ABOUT THIS TASK → Scan the listing below for the word "code" and copy every line that has it.
Start of INFORMATION GIVEN
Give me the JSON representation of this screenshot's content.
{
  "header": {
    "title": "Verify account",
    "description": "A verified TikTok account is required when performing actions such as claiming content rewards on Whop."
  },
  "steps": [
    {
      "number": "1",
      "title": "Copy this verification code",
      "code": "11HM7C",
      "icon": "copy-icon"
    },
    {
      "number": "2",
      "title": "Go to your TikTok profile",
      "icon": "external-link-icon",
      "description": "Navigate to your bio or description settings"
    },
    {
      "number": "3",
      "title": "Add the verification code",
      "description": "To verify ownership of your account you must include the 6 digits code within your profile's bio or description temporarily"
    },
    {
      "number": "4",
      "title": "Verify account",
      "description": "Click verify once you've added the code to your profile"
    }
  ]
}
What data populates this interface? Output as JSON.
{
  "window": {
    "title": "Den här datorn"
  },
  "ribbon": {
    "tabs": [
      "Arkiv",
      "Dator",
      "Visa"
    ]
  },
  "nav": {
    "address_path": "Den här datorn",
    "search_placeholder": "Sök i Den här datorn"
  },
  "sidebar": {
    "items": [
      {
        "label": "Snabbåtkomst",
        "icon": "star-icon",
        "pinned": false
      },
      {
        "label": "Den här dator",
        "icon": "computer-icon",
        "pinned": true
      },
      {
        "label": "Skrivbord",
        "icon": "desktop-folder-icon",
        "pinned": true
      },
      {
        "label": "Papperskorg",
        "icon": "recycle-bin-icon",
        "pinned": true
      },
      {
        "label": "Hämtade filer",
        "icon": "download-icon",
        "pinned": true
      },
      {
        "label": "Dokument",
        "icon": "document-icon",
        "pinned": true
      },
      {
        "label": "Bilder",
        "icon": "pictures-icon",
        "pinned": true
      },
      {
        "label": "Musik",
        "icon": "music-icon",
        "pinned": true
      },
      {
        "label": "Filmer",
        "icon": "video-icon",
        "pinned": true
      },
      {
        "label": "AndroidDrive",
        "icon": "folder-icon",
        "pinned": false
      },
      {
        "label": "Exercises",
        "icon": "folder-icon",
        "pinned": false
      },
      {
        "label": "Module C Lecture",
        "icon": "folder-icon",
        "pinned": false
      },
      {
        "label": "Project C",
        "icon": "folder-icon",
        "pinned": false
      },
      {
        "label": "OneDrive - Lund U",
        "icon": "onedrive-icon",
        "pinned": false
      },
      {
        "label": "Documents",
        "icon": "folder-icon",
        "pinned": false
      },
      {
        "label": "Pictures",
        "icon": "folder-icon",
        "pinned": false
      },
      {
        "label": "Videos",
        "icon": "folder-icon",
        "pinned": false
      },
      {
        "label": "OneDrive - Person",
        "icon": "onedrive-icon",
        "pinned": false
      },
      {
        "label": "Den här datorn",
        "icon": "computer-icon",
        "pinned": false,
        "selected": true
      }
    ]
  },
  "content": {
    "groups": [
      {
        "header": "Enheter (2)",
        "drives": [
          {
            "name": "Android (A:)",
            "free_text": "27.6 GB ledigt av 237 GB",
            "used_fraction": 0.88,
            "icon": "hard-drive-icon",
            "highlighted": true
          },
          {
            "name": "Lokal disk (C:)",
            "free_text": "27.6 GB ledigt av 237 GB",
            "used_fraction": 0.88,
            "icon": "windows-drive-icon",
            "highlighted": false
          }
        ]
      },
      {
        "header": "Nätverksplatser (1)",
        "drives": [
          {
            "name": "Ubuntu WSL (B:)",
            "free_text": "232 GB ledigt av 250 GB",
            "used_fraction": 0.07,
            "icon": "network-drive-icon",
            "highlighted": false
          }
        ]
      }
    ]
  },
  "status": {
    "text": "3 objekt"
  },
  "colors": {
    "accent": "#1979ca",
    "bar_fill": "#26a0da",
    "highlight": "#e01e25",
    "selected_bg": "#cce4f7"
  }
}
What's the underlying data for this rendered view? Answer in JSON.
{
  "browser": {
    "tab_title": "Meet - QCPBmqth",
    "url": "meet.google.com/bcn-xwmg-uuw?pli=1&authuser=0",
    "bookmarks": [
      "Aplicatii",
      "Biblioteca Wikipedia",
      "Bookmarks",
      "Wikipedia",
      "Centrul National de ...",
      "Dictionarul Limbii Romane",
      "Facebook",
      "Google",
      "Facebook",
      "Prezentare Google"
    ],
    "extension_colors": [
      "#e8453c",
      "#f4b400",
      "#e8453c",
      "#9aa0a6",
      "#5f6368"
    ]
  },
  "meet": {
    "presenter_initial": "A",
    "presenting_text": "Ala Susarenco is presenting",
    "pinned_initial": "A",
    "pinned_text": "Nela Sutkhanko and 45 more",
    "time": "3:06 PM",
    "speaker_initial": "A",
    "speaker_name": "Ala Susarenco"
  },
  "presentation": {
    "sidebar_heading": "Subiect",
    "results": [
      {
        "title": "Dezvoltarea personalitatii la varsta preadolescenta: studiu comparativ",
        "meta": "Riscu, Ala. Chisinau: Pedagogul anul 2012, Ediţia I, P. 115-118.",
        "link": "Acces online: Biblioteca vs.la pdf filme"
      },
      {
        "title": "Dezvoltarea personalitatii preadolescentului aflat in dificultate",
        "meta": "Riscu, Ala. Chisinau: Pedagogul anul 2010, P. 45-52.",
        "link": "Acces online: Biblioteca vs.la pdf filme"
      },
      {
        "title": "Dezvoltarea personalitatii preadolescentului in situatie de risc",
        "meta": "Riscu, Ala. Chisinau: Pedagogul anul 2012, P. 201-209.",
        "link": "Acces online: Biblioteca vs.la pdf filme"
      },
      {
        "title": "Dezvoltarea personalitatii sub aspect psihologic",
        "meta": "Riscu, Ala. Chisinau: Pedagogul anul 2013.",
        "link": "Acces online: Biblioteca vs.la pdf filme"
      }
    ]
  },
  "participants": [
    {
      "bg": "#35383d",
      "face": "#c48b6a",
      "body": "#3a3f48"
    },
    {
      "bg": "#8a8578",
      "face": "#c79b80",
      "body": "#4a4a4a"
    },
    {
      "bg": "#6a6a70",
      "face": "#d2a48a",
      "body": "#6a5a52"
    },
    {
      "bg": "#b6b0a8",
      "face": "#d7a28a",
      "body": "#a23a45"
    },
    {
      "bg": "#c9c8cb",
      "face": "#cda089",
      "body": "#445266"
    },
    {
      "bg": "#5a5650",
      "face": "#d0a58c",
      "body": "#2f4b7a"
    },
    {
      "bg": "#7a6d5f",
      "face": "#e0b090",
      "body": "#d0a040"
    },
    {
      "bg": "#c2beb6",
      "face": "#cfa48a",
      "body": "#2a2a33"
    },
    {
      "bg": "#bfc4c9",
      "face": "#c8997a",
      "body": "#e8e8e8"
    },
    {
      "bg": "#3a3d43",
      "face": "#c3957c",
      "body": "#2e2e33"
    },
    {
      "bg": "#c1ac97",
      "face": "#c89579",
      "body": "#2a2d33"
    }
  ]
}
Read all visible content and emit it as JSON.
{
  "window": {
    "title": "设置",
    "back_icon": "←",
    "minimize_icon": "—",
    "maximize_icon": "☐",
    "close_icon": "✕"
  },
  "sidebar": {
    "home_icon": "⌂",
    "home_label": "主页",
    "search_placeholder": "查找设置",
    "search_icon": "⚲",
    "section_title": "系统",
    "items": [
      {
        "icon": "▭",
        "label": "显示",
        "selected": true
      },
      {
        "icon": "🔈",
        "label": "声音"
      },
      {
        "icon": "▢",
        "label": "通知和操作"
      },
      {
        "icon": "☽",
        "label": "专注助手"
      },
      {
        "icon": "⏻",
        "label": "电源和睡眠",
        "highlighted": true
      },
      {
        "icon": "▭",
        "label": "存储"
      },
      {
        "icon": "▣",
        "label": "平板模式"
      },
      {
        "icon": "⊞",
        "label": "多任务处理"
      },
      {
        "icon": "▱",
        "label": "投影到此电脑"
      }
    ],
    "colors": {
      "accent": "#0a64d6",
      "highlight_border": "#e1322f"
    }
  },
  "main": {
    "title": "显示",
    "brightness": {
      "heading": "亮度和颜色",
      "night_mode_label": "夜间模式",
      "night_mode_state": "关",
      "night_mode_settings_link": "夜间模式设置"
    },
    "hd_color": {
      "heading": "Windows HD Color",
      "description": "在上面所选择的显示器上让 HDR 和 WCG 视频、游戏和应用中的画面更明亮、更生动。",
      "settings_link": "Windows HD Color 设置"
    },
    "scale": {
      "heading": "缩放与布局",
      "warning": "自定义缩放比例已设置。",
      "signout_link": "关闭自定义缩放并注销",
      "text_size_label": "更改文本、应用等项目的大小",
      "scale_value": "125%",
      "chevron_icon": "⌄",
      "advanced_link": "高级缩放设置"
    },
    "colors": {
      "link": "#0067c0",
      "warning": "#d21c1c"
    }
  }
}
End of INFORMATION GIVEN
REPLY TO THE EXERCISE →
      "title": "Copy this verification code",
      "code": "11HM7C",
      "title": "Add the verification code",
      "description": "To verify ownership of your account you must include the 6 digits code within your profile's bio or description temporarily"
      "description": "Click verify once you've added the code to your profile"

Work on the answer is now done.